I went to the Parkway Theater last night to watch the premiere of Black Snake Killaz. The documentary had its uplifting moments, but was a reminded that the deck is stacked against water protectors. Treaty rights don’t matter. A lack of adequate environmental review didn’t matter. The government could use military weapons. concussion grenades, mack and more and call the water protectors terrorists. A para-military private security firm was allowed to operate against the water protectors and influence law enforcement’s response, and did so without a license to operate in the state.
I checked my email when I got home and read a news update from MPR, another “stacked deck” story about water protectors.
It requires that I also run a correction to the post I wrote Thursday: Keystone Spills 200,000 Gallons of Tar Sands Crude, Could Affect Keystone XL Vote Monday. It discussed how the timing of a big spill on the Keystone Pipeline could affect a key vote on its sibling project, Keystone XL. The Nebraska Public Services Commission is scheduled to take a final vote on Keystone XL Monday.
Yes the leak happened, but no, it won’t affect the vote, according to the MPR story: Keystone pipeline leak won’t affect Nebraska ruling on expansion. State law “does not allow pipeline safety to be a factor in their decision,” the story said.

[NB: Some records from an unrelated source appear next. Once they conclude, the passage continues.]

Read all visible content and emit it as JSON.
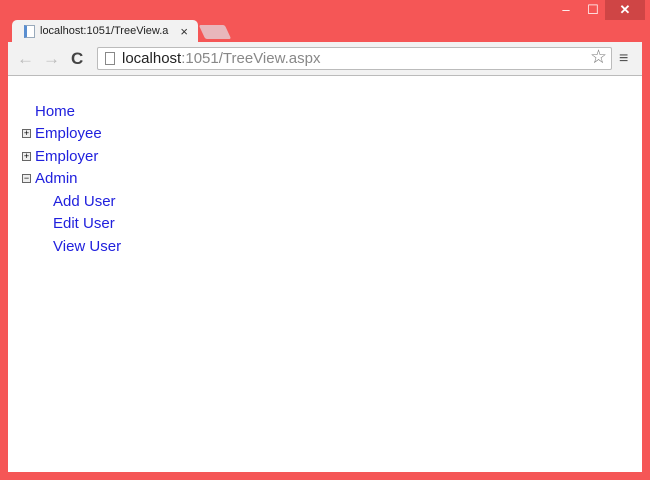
{
  "window": {
    "minimize": "‒",
    "maximize": "☐",
    "close": "✕"
  },
  "tab": {
    "title": "localhost:1051/TreeView.a",
    "close": "×"
  },
  "toolbar": {
    "back": "←",
    "forward": "→",
    "reload": "C",
    "url_host": "localhost",
    "url_rest": ":1051/TreeView.aspx",
    "star": "☆",
    "menu": "≡"
  },
  "tree": {
    "home": "Home",
    "employee": {
      "label": "Employee",
      "toggle": "+"
    },
    "employer": {
      "label": "Employer",
      "toggle": "+"
    },
    "admin": {
      "label": "Admin",
      "toggle": "−",
      "children": [
        "Add User",
        "Edit User",
        "View User"
      ]
    }
  }
}
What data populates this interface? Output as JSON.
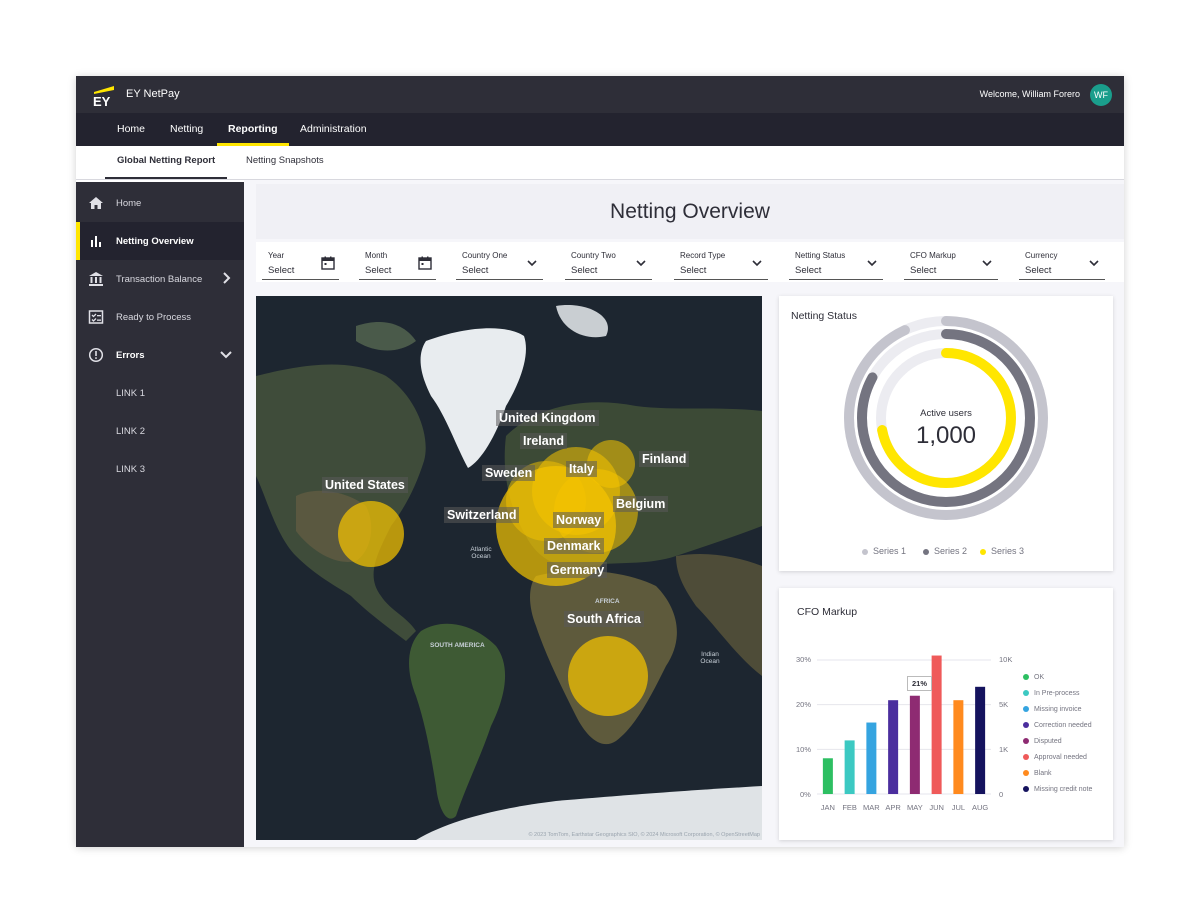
{
  "app": {
    "logo_text": "EY",
    "name": "EY NetPay",
    "welcome": "Welcome, William Forero",
    "avatar_initials": "WF",
    "accent": "#ffe600"
  },
  "nav": {
    "items": [
      {
        "label": "Home"
      },
      {
        "label": "Netting"
      },
      {
        "label": "Reporting",
        "active": true
      },
      {
        "label": "Administration"
      }
    ]
  },
  "subnav": {
    "items": [
      {
        "label": "Global Netting Report",
        "active": true
      },
      {
        "label": "Netting Snapshots"
      }
    ]
  },
  "sidebar": {
    "items": [
      {
        "label": "Home",
        "icon": "home-icon"
      },
      {
        "label": "Netting Overview",
        "icon": "bar-chart-icon",
        "active": true
      },
      {
        "label": "Transaction Balance",
        "icon": "bank-icon"
      },
      {
        "label": "Ready to Process",
        "icon": "checklist-icon"
      },
      {
        "label": "Errors",
        "icon": "alert-circle-icon"
      },
      {
        "label": "LINK 1"
      },
      {
        "label": "LINK 2"
      },
      {
        "label": "LINK 3"
      }
    ]
  },
  "page": {
    "title": "Netting Overview"
  },
  "filters": [
    {
      "label": "Year",
      "value": "Select",
      "icon": "calendar-icon"
    },
    {
      "label": "Month",
      "value": "Select",
      "icon": "calendar-icon"
    },
    {
      "label": "Country One",
      "value": "Select",
      "icon": "chevron-down-icon"
    },
    {
      "label": "Country Two",
      "value": "Select",
      "icon": "chevron-down-icon"
    },
    {
      "label": "Record Type",
      "value": "Select",
      "icon": "chevron-down-icon"
    },
    {
      "label": "Netting Status",
      "value": "Select",
      "icon": "chevron-down-icon"
    },
    {
      "label": "CFO Markup",
      "value": "Select",
      "icon": "chevron-down-icon"
    },
    {
      "label": "Currency",
      "value": "Select",
      "icon": "chevron-down-icon"
    }
  ],
  "map": {
    "countries": [
      "United Kingdom",
      "Ireland",
      "Sweden",
      "Italy",
      "Finland",
      "United States",
      "Belgium",
      "Switzerland",
      "Norway",
      "Denmark",
      "Germany",
      "South Africa"
    ],
    "region_labels": [
      "Atlantic Ocean",
      "AFRICA",
      "SOUTH AMERICA",
      "Indian Ocean"
    ],
    "attribution": "© 2023 TomTom, Earthstar Geographics SIO, © 2024 Microsoft Corporation, © OpenStreetMap"
  },
  "netting_status": {
    "title": "Netting Status",
    "center_label": "Active users",
    "center_value": "1,000",
    "series": [
      {
        "name": "Series 1",
        "color": "#c4c4cd",
        "fraction": 0.93
      },
      {
        "name": "Series 2",
        "color": "#747480",
        "fraction": 0.83
      },
      {
        "name": "Series 3",
        "color": "#ffe600",
        "fraction": 0.72
      }
    ]
  },
  "cfo_markup": {
    "title": "CFO Markup",
    "tooltip": "21%",
    "left_ticks": [
      "30%",
      "20%",
      "10%",
      "0%"
    ],
    "right_ticks": [
      "10K",
      "5K",
      "1K",
      "0"
    ]
  },
  "chart_data": {
    "type": "bar",
    "title": "CFO Markup",
    "categories": [
      "JAN",
      "FEB",
      "MAR",
      "APR",
      "MAY",
      "JUN",
      "JUL",
      "AUG"
    ],
    "values": [
      8,
      12,
      16,
      21,
      22,
      31,
      21,
      24
    ],
    "ylim": [
      0,
      30
    ],
    "legend": [
      {
        "name": "OK",
        "color": "#2dbf62"
      },
      {
        "name": "In Pre-process",
        "color": "#3cc9c2"
      },
      {
        "name": "Missing invoice",
        "color": "#35a4e0"
      },
      {
        "name": "Correction needed",
        "color": "#4b2e9e"
      },
      {
        "name": "Disputed",
        "color": "#8e2b72"
      },
      {
        "name": "Approval needed",
        "color": "#ef5a5a"
      },
      {
        "name": "Blank",
        "color": "#ff8a1e"
      },
      {
        "name": "Missing credit note",
        "color": "#15135e"
      }
    ],
    "legend_placement": "right"
  }
}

Nebraska lawmakers gave the five-member commission the power to regulate major oil pipelines in 2011 in response to a public outcry over the pipeline and its potential impact on the Sandhills, an ecologically fragile region of grass-covered sand dunes.
But when they passed the law, legislators argued that pipeline safety is a federal responsibility and should not factor in the state decision.
The law makes no sense and is one more example of a rigged system.